The records below must be reproduced exactly, excluding any pictures.

ENTRIES SHOWN:
Start of Block
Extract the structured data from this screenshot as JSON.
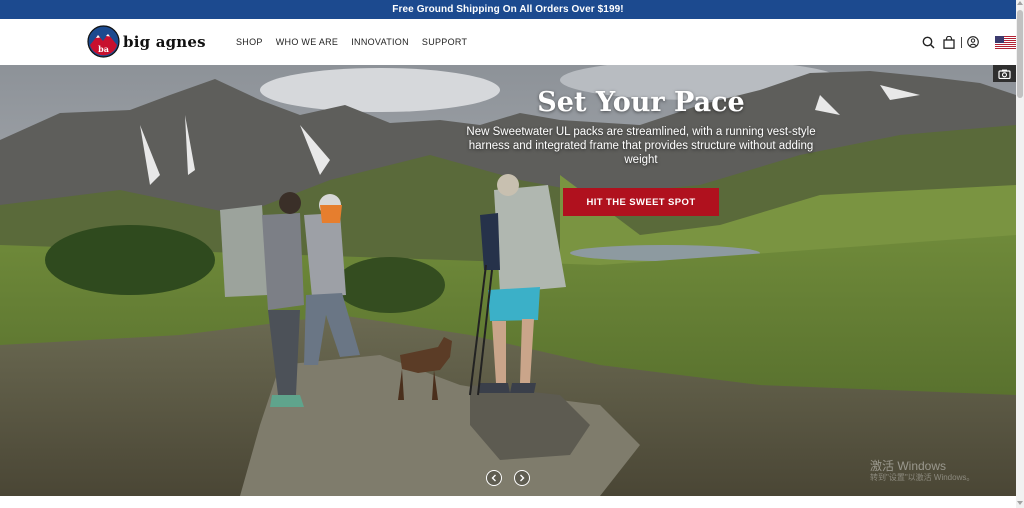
{
  "promo_bar": {
    "text": "Free Ground Shipping On All Orders Over $199!",
    "background": "#1c4a8f"
  },
  "header": {
    "logo_text": "big agnes",
    "nav": [
      {
        "label": "SHOP"
      },
      {
        "label": "WHO WE ARE"
      },
      {
        "label": "INNOVATION"
      },
      {
        "label": "SUPPORT"
      }
    ],
    "icons": [
      "search-icon",
      "cart-icon",
      "account-icon",
      "us-flag-icon"
    ]
  },
  "hero": {
    "headline": "Set Your Pace",
    "subcopy": "New Sweetwater UL packs are streamlined, with a running vest-style harness and integrated frame that provides structure without adding weight",
    "cta_label": "HIT THE SWEET SPOT",
    "cta_color": "#b0111e",
    "icons": [
      "camera-icon",
      "prev-arrow-icon",
      "next-arrow-icon"
    ]
  },
  "watermark": {
    "line1": "激活 Windows",
    "line2": "转到\"设置\"以激活 Windows。"
  }
}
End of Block
TASK SOLUTION:
Extract the structured data from this screenshot as JSON.
{
  "promo_bar": {
    "text": "Free Ground Shipping On All Orders Over $199!",
    "background": "#1c4a8f"
  },
  "header": {
    "logo_text": "big agnes",
    "nav": [
      {
        "label": "SHOP"
      },
      {
        "label": "WHO WE ARE"
      },
      {
        "label": "INNOVATION"
      },
      {
        "label": "SUPPORT"
      }
    ],
    "icons": [
      "search-icon",
      "cart-icon",
      "account-icon",
      "us-flag-icon"
    ]
  },
  "hero": {
    "headline": "Set Your Pace",
    "subcopy": "New Sweetwater UL packs are streamlined, with a running vest-style harness and integrated frame that provides structure without adding weight",
    "cta_label": "HIT THE SWEET SPOT",
    "cta_color": "#b0111e",
    "icons": [
      "camera-icon",
      "prev-arrow-icon",
      "next-arrow-icon"
    ]
  },
  "watermark": {
    "line1": "激活 Windows",
    "line2": "转到\"设置\"以激活 Windows。"
  }
}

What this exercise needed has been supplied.